Alright, to be completely honest this is just a glorified GTX 1660 with GDDR6 memory, but this makes big difference in its performance which I would go into later.
The GeForce GTX 1660 Super, launched in October 2019 and based on a 12nm process with the Turing architecture. Although, unlike the 1660 Ti, which uses the same GPU and has all 1536 shaders unlocked, Nvidia disabled some of the shading units to reach the targeted shader count of 1408. Now for the memory upgrade, the GTX 1660 went through a massive change, from GDDR5 with 192GB/s to GDDR6 with 336GB/s, before this card was launched, the only other card with this fast memory was the RTX 2060.
Now the average Joe might ask “What’s the difference between GDDR5 and GDDR6?” and “Is it worth shelling out the extra cash?”, the answer to latter is YES, the increase in the memory bandwidth means the card can draw frames faster and draw higher quality images faster, having a low memory bandwidth can mean the GPU is suddenly bottlenecked, as it’s waiting for the RAM to send it data, suddenly limiting the frames or FPS it can spit out.

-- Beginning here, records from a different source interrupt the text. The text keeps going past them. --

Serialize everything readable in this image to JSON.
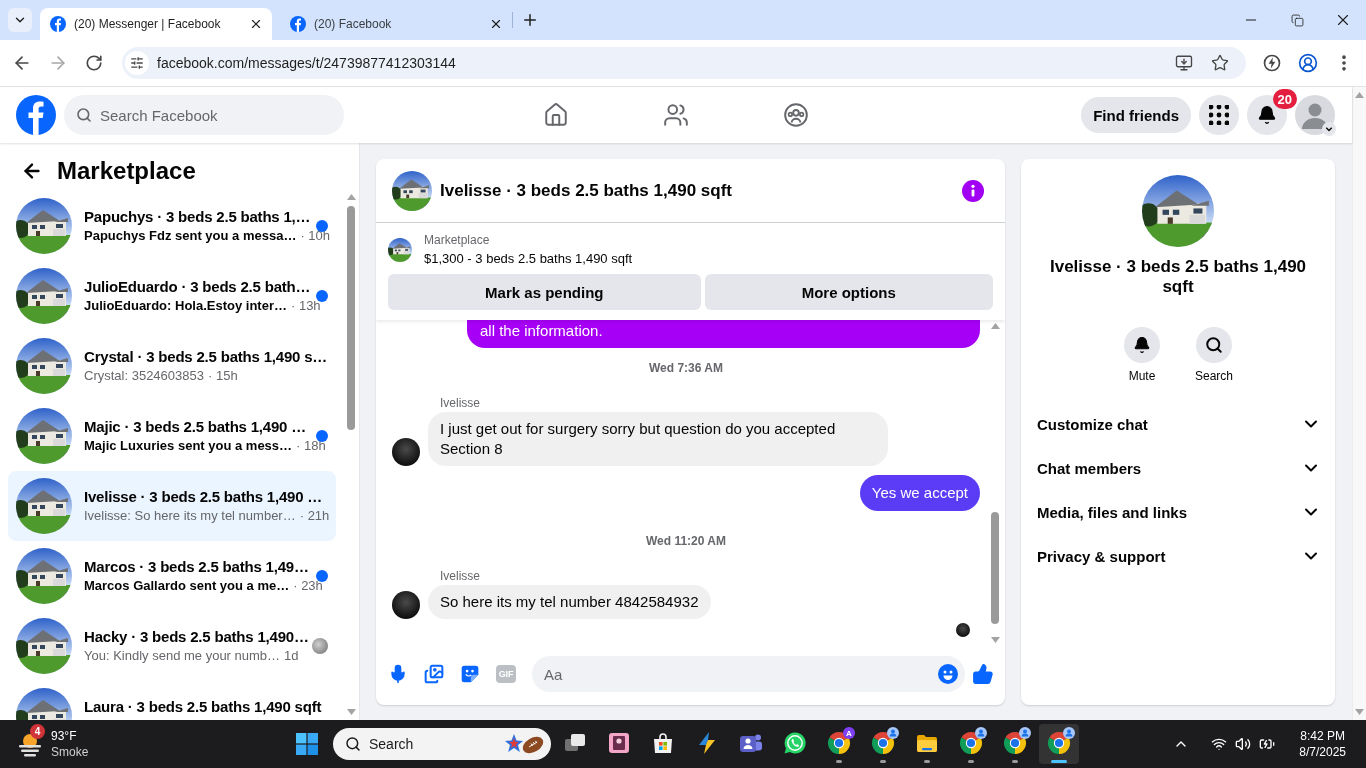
{
  "browser": {
    "tabs": [
      {
        "title": "(20) Messenger | Facebook",
        "selected": true
      },
      {
        "title": "(20) Facebook",
        "selected": false
      }
    ],
    "url": "facebook.com/messages/t/24739877412303144",
    "forward_disabled": true
  },
  "facebook_nav": {
    "search_placeholder": "Search Facebook",
    "find_friends": "Find friends",
    "notification_count": "20"
  },
  "sidebar": {
    "title": "Marketplace",
    "conversations": [
      {
        "title": "Papuchys · 3 beds 2.5 baths 1,…",
        "preview": "Papuchys Fdz sent you a messa…",
        "time": "· 10h",
        "unread": true,
        "seen": false,
        "selected": false
      },
      {
        "title": "JulioEduardo · 3 beds 2.5 bath…",
        "preview": "JulioEduardo: Hola.Estoy inter…",
        "time": "· 13h",
        "unread": true,
        "seen": false,
        "selected": false
      },
      {
        "title": "Crystal · 3 beds 2.5 baths 1,490 s…",
        "preview": "Crystal: 3524603853",
        "time": "· 15h",
        "unread": false,
        "seen": false,
        "selected": false
      },
      {
        "title": "Majic · 3 beds 2.5 baths 1,490 …",
        "preview": "Majic Luxuries sent you a mess…",
        "time": "· 18h",
        "unread": true,
        "seen": false,
        "selected": false
      },
      {
        "title": "Ivelisse · 3 beds 2.5 baths 1,490 …",
        "preview": "Ivelisse: So here its my tel number…",
        "time": "· 21h",
        "unread": false,
        "seen": false,
        "selected": true
      },
      {
        "title": "Marcos · 3 beds 2.5 baths 1,49…",
        "preview": "Marcos Gallardo sent you a me…",
        "time": "· 23h",
        "unread": true,
        "seen": false,
        "selected": false
      },
      {
        "title": "Hacky · 3 beds 2.5 baths 1,490…",
        "preview": "You: Kindly send me your numb…",
        "time": "1d",
        "unread": false,
        "seen": true,
        "selected": false
      },
      {
        "title": "Laura · 3 beds 2.5 baths 1,490 sqft",
        "selected": false
      }
    ]
  },
  "chat": {
    "title": "Ivelisse · 3 beds 2.5 baths 1,490 sqft",
    "listing": {
      "label": "Marketplace",
      "summary": "$1,300 - 3 beds 2.5 baths 1,490 sqft",
      "buttons": [
        "Mark as pending",
        "More options"
      ]
    },
    "messages": [
      {
        "kind": "outgoing",
        "text": "all the information.",
        "clipped": true
      },
      {
        "kind": "timestamp",
        "text": "Wed 7:36 AM"
      },
      {
        "kind": "incoming",
        "sender": "Ivelisse",
        "text": "I just get out for surgery sorry but question do you accepted Section 8",
        "clipped": false
      },
      {
        "kind": "outgoing",
        "text": "Yes we accept",
        "clipped": false
      },
      {
        "kind": "timestamp",
        "text": "Wed 11:20 AM"
      },
      {
        "kind": "incoming",
        "sender": "Ivelisse",
        "text": "So here its my tel number 4842584932",
        "clipped": false
      },
      {
        "kind": "seen"
      }
    ],
    "composer": {
      "gif_label": "GIF",
      "placeholder": "Aa"
    }
  },
  "details": {
    "title": "Ivelisse · 3 beds 2.5 baths 1,490 sqft",
    "actions": [
      {
        "kind": "mute",
        "label": "Mute"
      },
      {
        "kind": "search",
        "label": "Search"
      }
    ],
    "sections": [
      {
        "label": "Customize chat",
        "expanded": false
      },
      {
        "label": "Chat members",
        "expanded": false
      },
      {
        "label": "Media, files and links",
        "expanded": false
      },
      {
        "label": "Privacy & support",
        "expanded": false
      }
    ]
  },
  "taskbar": {
    "weather": {
      "badge": "4",
      "temperature": "93°F",
      "condition": "Smoke"
    },
    "search_placeholder": "Search",
    "apps": [
      {
        "kind": "task-view",
        "running": false,
        "selected": false
      },
      {
        "kind": "photo-app",
        "running": false,
        "selected": false
      },
      {
        "kind": "store",
        "running": false,
        "selected": false
      },
      {
        "kind": "automate",
        "running": false,
        "selected": false
      },
      {
        "kind": "teams",
        "running": false,
        "selected": false
      },
      {
        "kind": "whatsapp",
        "running": false,
        "selected": false
      },
      {
        "kind": "chrome",
        "badge": "A",
        "running": true,
        "selected": false
      },
      {
        "kind": "chrome",
        "running": true,
        "selected": false
      },
      {
        "kind": "files",
        "running": true,
        "selected": false
      },
      {
        "kind": "chrome",
        "running": true,
        "selected": false
      },
      {
        "kind": "chrome",
        "running": true,
        "selected": false
      },
      {
        "kind": "chrome",
        "running": true,
        "selected": true
      }
    ],
    "clock": {
      "time": "8:42 PM",
      "date": "8/7/2025"
    }
  }
}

The GeForce GTX 1660 Super retailes for around ₹21,000 (as of Q1 2020), while the GTX 1660 Ti is around ₹26,500 (as of Q1 2020), the 2%-3% increase in performance doesn’t exactly validate its extra ₹5,000.
If you are in the market for a 1080p gaming graphics card, I would recommend buying the GTX 1660 Super. The original GTX 1660 was already a very good entry level GPU, Nvidia made it better in every single way. The Nvidia Super series cards have been a bit of a hit and miss (I’m looking at you RTX 2080 Super), but I can’t recommend GTX 1660 Super enough.

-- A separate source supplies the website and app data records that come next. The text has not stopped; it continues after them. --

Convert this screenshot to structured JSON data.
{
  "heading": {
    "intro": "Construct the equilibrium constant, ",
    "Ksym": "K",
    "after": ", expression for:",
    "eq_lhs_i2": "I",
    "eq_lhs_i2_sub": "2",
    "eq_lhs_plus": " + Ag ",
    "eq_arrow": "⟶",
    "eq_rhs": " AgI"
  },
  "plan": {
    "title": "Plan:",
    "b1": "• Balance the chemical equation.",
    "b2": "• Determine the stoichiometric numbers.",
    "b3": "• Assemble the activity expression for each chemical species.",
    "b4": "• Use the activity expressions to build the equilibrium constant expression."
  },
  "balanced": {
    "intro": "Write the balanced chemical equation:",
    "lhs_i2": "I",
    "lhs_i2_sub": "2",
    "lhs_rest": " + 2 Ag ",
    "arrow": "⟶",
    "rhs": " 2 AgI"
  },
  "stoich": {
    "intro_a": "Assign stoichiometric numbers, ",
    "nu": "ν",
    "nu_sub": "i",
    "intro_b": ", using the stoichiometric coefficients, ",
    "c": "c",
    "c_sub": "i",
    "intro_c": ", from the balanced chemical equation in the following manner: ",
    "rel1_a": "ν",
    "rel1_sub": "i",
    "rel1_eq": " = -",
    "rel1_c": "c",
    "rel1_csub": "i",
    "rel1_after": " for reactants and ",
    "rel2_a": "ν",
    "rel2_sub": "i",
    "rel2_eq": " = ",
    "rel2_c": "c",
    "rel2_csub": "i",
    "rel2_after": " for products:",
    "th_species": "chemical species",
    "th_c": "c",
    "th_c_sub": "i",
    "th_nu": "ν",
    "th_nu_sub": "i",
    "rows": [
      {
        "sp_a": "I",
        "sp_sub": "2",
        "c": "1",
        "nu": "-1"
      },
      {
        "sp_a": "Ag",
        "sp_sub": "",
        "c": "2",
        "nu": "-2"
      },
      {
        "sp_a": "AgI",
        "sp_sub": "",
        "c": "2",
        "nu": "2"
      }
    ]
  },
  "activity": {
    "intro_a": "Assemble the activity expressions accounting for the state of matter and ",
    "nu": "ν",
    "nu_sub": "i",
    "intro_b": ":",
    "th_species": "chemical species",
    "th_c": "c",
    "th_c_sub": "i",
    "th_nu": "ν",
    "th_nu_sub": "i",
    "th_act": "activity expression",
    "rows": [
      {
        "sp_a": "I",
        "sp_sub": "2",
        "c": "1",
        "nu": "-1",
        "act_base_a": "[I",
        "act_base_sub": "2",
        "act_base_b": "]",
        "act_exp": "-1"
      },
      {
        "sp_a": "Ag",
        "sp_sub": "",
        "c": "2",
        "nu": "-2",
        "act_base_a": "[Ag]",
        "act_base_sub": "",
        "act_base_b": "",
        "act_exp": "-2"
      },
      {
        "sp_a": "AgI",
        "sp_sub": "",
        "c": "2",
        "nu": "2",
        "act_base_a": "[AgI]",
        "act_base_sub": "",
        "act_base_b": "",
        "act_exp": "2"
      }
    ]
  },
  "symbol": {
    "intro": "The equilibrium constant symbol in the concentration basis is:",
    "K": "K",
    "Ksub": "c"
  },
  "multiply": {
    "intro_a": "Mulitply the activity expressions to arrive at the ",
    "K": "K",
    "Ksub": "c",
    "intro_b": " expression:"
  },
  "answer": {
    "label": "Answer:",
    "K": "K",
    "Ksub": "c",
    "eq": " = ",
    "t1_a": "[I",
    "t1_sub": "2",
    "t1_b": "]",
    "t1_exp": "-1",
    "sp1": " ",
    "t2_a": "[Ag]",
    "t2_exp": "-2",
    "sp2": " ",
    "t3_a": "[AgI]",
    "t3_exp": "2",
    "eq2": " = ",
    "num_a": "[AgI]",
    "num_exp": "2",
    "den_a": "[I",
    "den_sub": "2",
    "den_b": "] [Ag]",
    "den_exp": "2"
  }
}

At the end of the day, 1080p is the most popular gaming resolution in the PC section, and graphic cards of this price range is where people will end up spending their money.